-------- Provided entries --------

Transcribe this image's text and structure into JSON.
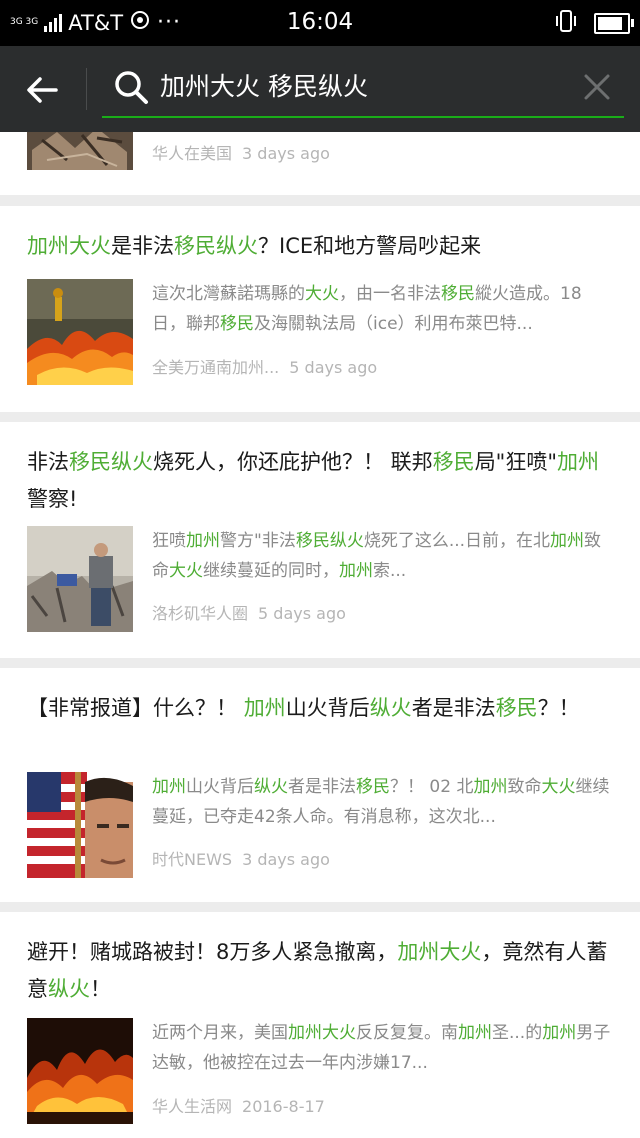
{
  "status_bar": {
    "network_type": "3G 3G",
    "carrier": "AT&T",
    "time": "16:04"
  },
  "search": {
    "query": "加州大火 移民纵火"
  },
  "results": [
    {
      "title": [],
      "snippet": [],
      "source": "华人在美国",
      "date": "3 days ago"
    },
    {
      "title": [
        {
          "t": "加州大火",
          "hl": true
        },
        {
          "t": "是非法",
          "hl": false
        },
        {
          "t": "移民纵火",
          "hl": true
        },
        {
          "t": "？ICE和地方警局吵起来",
          "hl": false
        }
      ],
      "snippet": [
        {
          "t": "這次北灣蘇諾瑪縣的",
          "hl": false
        },
        {
          "t": "大火",
          "hl": true
        },
        {
          "t": "，由一名非法",
          "hl": false
        },
        {
          "t": "移民",
          "hl": true
        },
        {
          "t": "縱火造成。18日，聯邦",
          "hl": false
        },
        {
          "t": "移民",
          "hl": true
        },
        {
          "t": "及海關執法局（ice）利用布萊巴特...",
          "hl": false
        }
      ],
      "source": "全美万通南加州...",
      "date": "5 days ago"
    },
    {
      "title": [
        {
          "t": "非法",
          "hl": false
        },
        {
          "t": "移民纵火",
          "hl": true
        },
        {
          "t": "烧死人，你还庇护他？！ 联邦",
          "hl": false
        },
        {
          "t": "移民",
          "hl": true
        },
        {
          "t": "局\"狂喷\"",
          "hl": false
        },
        {
          "t": "加州",
          "hl": true
        },
        {
          "t": "警察!",
          "hl": false
        }
      ],
      "snippet": [
        {
          "t": "狂喷",
          "hl": false
        },
        {
          "t": "加州",
          "hl": true
        },
        {
          "t": "警方\"非法",
          "hl": false
        },
        {
          "t": "移民纵火",
          "hl": true
        },
        {
          "t": "烧死了这么...日前，在北",
          "hl": false
        },
        {
          "t": "加州",
          "hl": true
        },
        {
          "t": "致命",
          "hl": false
        },
        {
          "t": "大火",
          "hl": true
        },
        {
          "t": "继续蔓延的同时，",
          "hl": false
        },
        {
          "t": "加州",
          "hl": true
        },
        {
          "t": "索...",
          "hl": false
        }
      ],
      "source": "洛杉矶华人圈",
      "date": "5 days ago"
    },
    {
      "title": [
        {
          "t": "【非常报道】什么？！ ",
          "hl": false
        },
        {
          "t": "加州",
          "hl": true
        },
        {
          "t": "山火背后",
          "hl": false
        },
        {
          "t": "纵火",
          "hl": true
        },
        {
          "t": "者是非法",
          "hl": false
        },
        {
          "t": "移民",
          "hl": true
        },
        {
          "t": "？！",
          "hl": false
        }
      ],
      "snippet": [
        {
          "t": "加州",
          "hl": true
        },
        {
          "t": "山火背后",
          "hl": false
        },
        {
          "t": "纵火",
          "hl": true
        },
        {
          "t": "者是非法",
          "hl": false
        },
        {
          "t": "移民",
          "hl": true
        },
        {
          "t": "？！ 02 北",
          "hl": false
        },
        {
          "t": "加州",
          "hl": true
        },
        {
          "t": "致命",
          "hl": false
        },
        {
          "t": "大火",
          "hl": true
        },
        {
          "t": "继续蔓延，已夺走42条人命。有消息称，这次北...",
          "hl": false
        }
      ],
      "source": "时代NEWS",
      "date": "3 days ago"
    },
    {
      "title": [
        {
          "t": "避开！赌城路被封！8万多人紧急撤离，",
          "hl": false
        },
        {
          "t": "加州大火",
          "hl": true
        },
        {
          "t": "，竟然有人蓄意",
          "hl": false
        },
        {
          "t": "纵火",
          "hl": true
        },
        {
          "t": "！",
          "hl": false
        }
      ],
      "snippet": [
        {
          "t": "近两个月来，美国",
          "hl": false
        },
        {
          "t": "加州大火",
          "hl": true
        },
        {
          "t": "反反复复。南",
          "hl": false
        },
        {
          "t": "加州",
          "hl": true
        },
        {
          "t": "圣...的",
          "hl": false
        },
        {
          "t": "加州",
          "hl": true
        },
        {
          "t": "男子达敏，他被控在过去一年内涉嫌17...",
          "hl": false
        }
      ],
      "source": "华人生活网",
      "date": "2016-8-17"
    }
  ],
  "colors": {
    "highlight": "#4fad35",
    "accent_underline": "#1aad19",
    "header_bg": "#2b2d2e"
  },
  "icons": [
    "back-arrow-icon",
    "search-icon",
    "clear-icon",
    "wifi-calling-icon",
    "vibrate-icon",
    "battery-icon"
  ]
}
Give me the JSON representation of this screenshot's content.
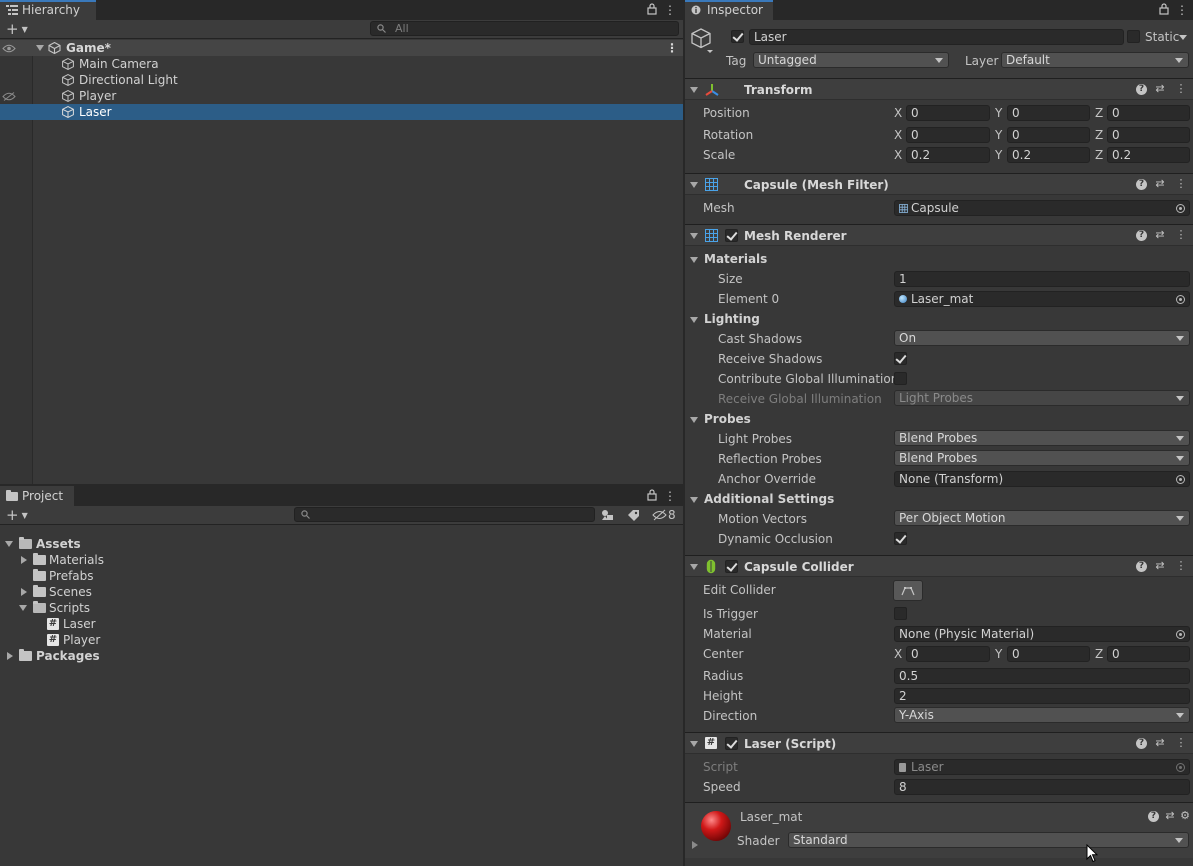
{
  "hierarchy": {
    "tab_label": "Hierarchy",
    "search_placeholder": "All",
    "scene_name": "Game*",
    "items": [
      {
        "label": "Main Camera"
      },
      {
        "label": "Directional Light"
      },
      {
        "label": "Player"
      },
      {
        "label": "Laser"
      }
    ]
  },
  "project": {
    "tab_label": "Project",
    "badge_count": "8",
    "tree": {
      "assets": "Assets",
      "materials": "Materials",
      "prefabs": "Prefabs",
      "scenes": "Scenes",
      "scripts": "Scripts",
      "script_laser": "Laser",
      "script_player": "Player",
      "packages": "Packages"
    }
  },
  "inspector": {
    "tab_label": "Inspector",
    "object_name": "Laser",
    "static_label": "Static",
    "tag_label": "Tag",
    "tag_value": "Untagged",
    "layer_label": "Layer",
    "layer_value": "Default",
    "transform": {
      "title": "Transform",
      "position_label": "Position",
      "rotation_label": "Rotation",
      "scale_label": "Scale",
      "position": {
        "x": "0",
        "y": "0",
        "z": "0"
      },
      "rotation": {
        "x": "0",
        "y": "0",
        "z": "0"
      },
      "scale": {
        "x": "0.2",
        "y": "0.2",
        "z": "0.2"
      },
      "axis_x": "X",
      "axis_y": "Y",
      "axis_z": "Z"
    },
    "mesh_filter": {
      "title": "Capsule (Mesh Filter)",
      "mesh_label": "Mesh",
      "mesh_value": "Capsule"
    },
    "mesh_renderer": {
      "title": "Mesh Renderer",
      "materials_header": "Materials",
      "size_label": "Size",
      "size_value": "1",
      "element0_label": "Element 0",
      "element0_value": "Laser_mat",
      "lighting_header": "Lighting",
      "cast_shadows_label": "Cast Shadows",
      "cast_shadows_value": "On",
      "receive_shadows_label": "Receive Shadows",
      "contribute_gi_label": "Contribute Global Illumination",
      "receive_gi_label": "Receive Global Illumination",
      "receive_gi_value": "Light Probes",
      "probes_header": "Probes",
      "light_probes_label": "Light Probes",
      "light_probes_value": "Blend Probes",
      "reflection_probes_label": "Reflection Probes",
      "reflection_probes_value": "Blend Probes",
      "anchor_override_label": "Anchor Override",
      "anchor_override_value": "None (Transform)",
      "additional_header": "Additional Settings",
      "motion_vectors_label": "Motion Vectors",
      "motion_vectors_value": "Per Object Motion",
      "dynamic_occlusion_label": "Dynamic Occlusion"
    },
    "capsule_collider": {
      "title": "Capsule Collider",
      "edit_collider_label": "Edit Collider",
      "is_trigger_label": "Is Trigger",
      "material_label": "Material",
      "material_value": "None (Physic Material)",
      "center_label": "Center",
      "center": {
        "x": "0",
        "y": "0",
        "z": "0"
      },
      "radius_label": "Radius",
      "radius_value": "0.5",
      "height_label": "Height",
      "height_value": "2",
      "direction_label": "Direction",
      "direction_value": "Y-Axis"
    },
    "laser_script": {
      "title": "Laser (Script)",
      "script_label": "Script",
      "script_value": "Laser",
      "speed_label": "Speed",
      "speed_value": "8"
    },
    "material": {
      "name": "Laser_mat",
      "shader_label": "Shader",
      "shader_value": "Standard"
    }
  },
  "colors": {
    "selection": "#2c5d87",
    "accent": "#3a79bb",
    "panel": "#383838"
  }
}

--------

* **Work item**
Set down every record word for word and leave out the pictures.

* **Task output**
Transcribe this image's text and structure into JSON.
{
  "status_bar": {
    "network_type": "3G 3G",
    "carrier": "AT&T",
    "time": "16:04"
  },
  "search": {
    "query": "加州大火 移民纵火"
  },
  "results": [
    {
      "title": [],
      "snippet": [],
      "source": "华人在美国",
      "date": "3 days ago"
    },
    {
      "title": [
        {
          "t": "加州大火",
          "hl": true
        },
        {
          "t": "是非法",
          "hl": false
        },
        {
          "t": "移民纵火",
          "hl": true
        },
        {
          "t": "？ICE和地方警局吵起来",
          "hl": false
        }
      ],
      "snippet": [
        {
          "t": "這次北灣蘇諾瑪縣的",
          "hl": false
        },
        {
          "t": "大火",
          "hl": true
        },
        {
          "t": "，由一名非法",
          "hl": false
        },
        {
          "t": "移民",
          "hl": true
        },
        {
          "t": "縱火造成。18日，聯邦",
          "hl": false
        },
        {
          "t": "移民",
          "hl": true
        },
        {
          "t": "及海關執法局（ice）利用布萊巴特...",
          "hl": false
        }
      ],
      "source": "全美万通南加州...",
      "date": "5 days ago"
    },
    {
      "title": [
        {
          "t": "非法",
          "hl": false
        },
        {
          "t": "移民纵火",
          "hl": true
        },
        {
          "t": "烧死人，你还庇护他？！ 联邦",
          "hl": false
        },
        {
          "t": "移民",
          "hl": true
        },
        {
          "t": "局\"狂喷\"",
          "hl": false
        },
        {
          "t": "加州",
          "hl": true
        },
        {
          "t": "警察!",
          "hl": false
        }
      ],
      "snippet": [
        {
          "t": "狂喷",
          "hl": false
        },
        {
          "t": "加州",
          "hl": true
        },
        {
          "t": "警方\"非法",
          "hl": false
        },
        {
          "t": "移民纵火",
          "hl": true
        },
        {
          "t": "烧死了这么...日前，在北",
          "hl": false
        },
        {
          "t": "加州",
          "hl": true
        },
        {
          "t": "致命",
          "hl": false
        },
        {
          "t": "大火",
          "hl": true
        },
        {
          "t": "继续蔓延的同时，",
          "hl": false
        },
        {
          "t": "加州",
          "hl": true
        },
        {
          "t": "索...",
          "hl": false
        }
      ],
      "source": "洛杉矶华人圈",
      "date": "5 days ago"
    },
    {
      "title": [
        {
          "t": "【非常报道】什么？！ ",
          "hl": false
        },
        {
          "t": "加州",
          "hl": true
        },
        {
          "t": "山火背后",
          "hl": false
        },
        {
          "t": "纵火",
          "hl": true
        },
        {
          "t": "者是非法",
          "hl": false
        },
        {
          "t": "移民",
          "hl": true
        },
        {
          "t": "？！",
          "hl": false
        }
      ],
      "snippet": [
        {
          "t": "加州",
          "hl": true
        },
        {
          "t": "山火背后",
          "hl": false
        },
        {
          "t": "纵火",
          "hl": true
        },
        {
          "t": "者是非法",
          "hl": false
        },
        {
          "t": "移民",
          "hl": true
        },
        {
          "t": "？！ 02 北",
          "hl": false
        },
        {
          "t": "加州",
          "hl": true
        },
        {
          "t": "致命",
          "hl": false
        },
        {
          "t": "大火",
          "hl": true
        },
        {
          "t": "继续蔓延，已夺走42条人命。有消息称，这次北...",
          "hl": false
        }
      ],
      "source": "时代NEWS",
      "date": "3 days ago"
    },
    {
      "title": [
        {
          "t": "避开！赌城路被封！8万多人紧急撤离，",
          "hl": false
        },
        {
          "t": "加州大火",
          "hl": true
        },
        {
          "t": "，竟然有人蓄意",
          "hl": false
        },
        {
          "t": "纵火",
          "hl": true
        },
        {
          "t": "！",
          "hl": false
        }
      ],
      "snippet": [
        {
          "t": "近两个月来，美国",
          "hl": false
        },
        {
          "t": "加州大火",
          "hl": true
        },
        {
          "t": "反反复复。南",
          "hl": false
        },
        {
          "t": "加州",
          "hl": true
        },
        {
          "t": "圣...的",
          "hl": false
        },
        {
          "t": "加州",
          "hl": true
        },
        {
          "t": "男子达敏，他被控在过去一年内涉嫌17...",
          "hl": false
        }
      ],
      "source": "华人生活网",
      "date": "2016-8-17"
    }
  ],
  "colors": {
    "highlight": "#4fad35",
    "accent_underline": "#1aad19",
    "header_bg": "#2b2d2e"
  },
  "icons": [
    "back-arrow-icon",
    "search-icon",
    "clear-icon",
    "wifi-calling-icon",
    "vibrate-icon",
    "battery-icon"
  ]
}
Give me the JSON representation of this screenshot's content.
{
  "hierarchy": {
    "tab_label": "Hierarchy",
    "search_placeholder": "All",
    "scene_name": "Game*",
    "items": [
      {
        "label": "Main Camera"
      },
      {
        "label": "Directional Light"
      },
      {
        "label": "Player"
      },
      {
        "label": "Laser"
      }
    ]
  },
  "project": {
    "tab_label": "Project",
    "badge_count": "8",
    "tree": {
      "assets": "Assets",
      "materials": "Materials",
      "prefabs": "Prefabs",
      "scenes": "Scenes",
      "scripts": "Scripts",
      "script_laser": "Laser",
      "script_player": "Player",
      "packages": "Packages"
    }
  },
  "inspector": {
    "tab_label": "Inspector",
    "object_name": "Laser",
    "static_label": "Static",
    "tag_label": "Tag",
    "tag_value": "Untagged",
    "layer_label": "Layer",
    "layer_value": "Default",
    "transform": {
      "title": "Transform",
      "position_label": "Position",
      "rotation_label": "Rotation",
      "scale_label": "Scale",
      "position": {
        "x": "0",
        "y": "0",
        "z": "0"
      },
      "rotation": {
        "x": "0",
        "y": "0",
        "z": "0"
      },
      "scale": {
        "x": "0.2",
        "y": "0.2",
        "z": "0.2"
      },
      "axis_x": "X",
      "axis_y": "Y",
      "axis_z": "Z"
    },
    "mesh_filter": {
      "title": "Capsule (Mesh Filter)",
      "mesh_label": "Mesh",
      "mesh_value": "Capsule"
    },
    "mesh_renderer": {
      "title": "Mesh Renderer",
      "materials_header": "Materials",
      "size_label": "Size",
      "size_value": "1",
      "element0_label": "Element 0",
      "element0_value": "Laser_mat",
      "lighting_header": "Lighting",
      "cast_shadows_label": "Cast Shadows",
      "cast_shadows_value": "On",
      "receive_shadows_label": "Receive Shadows",
      "contribute_gi_label": "Contribute Global Illumination",
      "receive_gi_label": "Receive Global Illumination",
      "receive_gi_value": "Light Probes",
      "probes_header": "Probes",
      "light_probes_label": "Light Probes",
      "light_probes_value": "Blend Probes",
      "reflection_probes_label": "Reflection Probes",
      "reflection_probes_value": "Blend Probes",
      "anchor_override_label": "Anchor Override",
      "anchor_override_value": "None (Transform)",
      "additional_header": "Additional Settings",
      "motion_vectors_label": "Motion Vectors",
      "motion_vectors_value": "Per Object Motion",
      "dynamic_occlusion_label": "Dynamic Occlusion"
    },
    "capsule_collider": {
      "title": "Capsule Collider",
      "edit_collider_label": "Edit Collider",
      "is_trigger_label": "Is Trigger",
      "material_label": "Material",
      "material_value": "None (Physic Material)",
      "center_label": "Center",
      "center": {
        "x": "0",
        "y": "0",
        "z": "0"
      },
      "radius_label": "Radius",
      "radius_value": "0.5",
      "height_label": "Height",
      "height_value": "2",
      "direction_label": "Direction",
      "direction_value": "Y-Axis"
    },
    "laser_script": {
      "title": "Laser (Script)",
      "script_label": "Script",
      "script_value": "Laser",
      "speed_label": "Speed",
      "speed_value": "8"
    },
    "material": {
      "name": "Laser_mat",
      "shader_label": "Shader",
      "shader_value": "Standard"
    }
  },
  "colors": {
    "selection": "#2c5d87",
    "accent": "#3a79bb",
    "panel": "#383838"
  }
}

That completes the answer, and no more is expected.